··· Provided records ···

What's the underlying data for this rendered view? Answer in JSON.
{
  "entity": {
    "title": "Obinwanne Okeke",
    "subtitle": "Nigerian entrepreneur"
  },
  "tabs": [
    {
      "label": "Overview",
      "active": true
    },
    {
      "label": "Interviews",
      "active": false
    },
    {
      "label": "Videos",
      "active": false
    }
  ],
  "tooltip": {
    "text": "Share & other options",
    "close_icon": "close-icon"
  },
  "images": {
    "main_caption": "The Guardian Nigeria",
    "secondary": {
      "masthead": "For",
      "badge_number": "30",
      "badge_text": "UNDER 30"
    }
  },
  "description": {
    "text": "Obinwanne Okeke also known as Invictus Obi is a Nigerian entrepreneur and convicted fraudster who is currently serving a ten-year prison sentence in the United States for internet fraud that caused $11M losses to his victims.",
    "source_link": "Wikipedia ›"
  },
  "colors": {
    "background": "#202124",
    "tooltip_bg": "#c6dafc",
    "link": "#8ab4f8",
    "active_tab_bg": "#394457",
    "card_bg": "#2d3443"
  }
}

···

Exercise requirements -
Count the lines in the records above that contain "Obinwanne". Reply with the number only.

Final answer -
2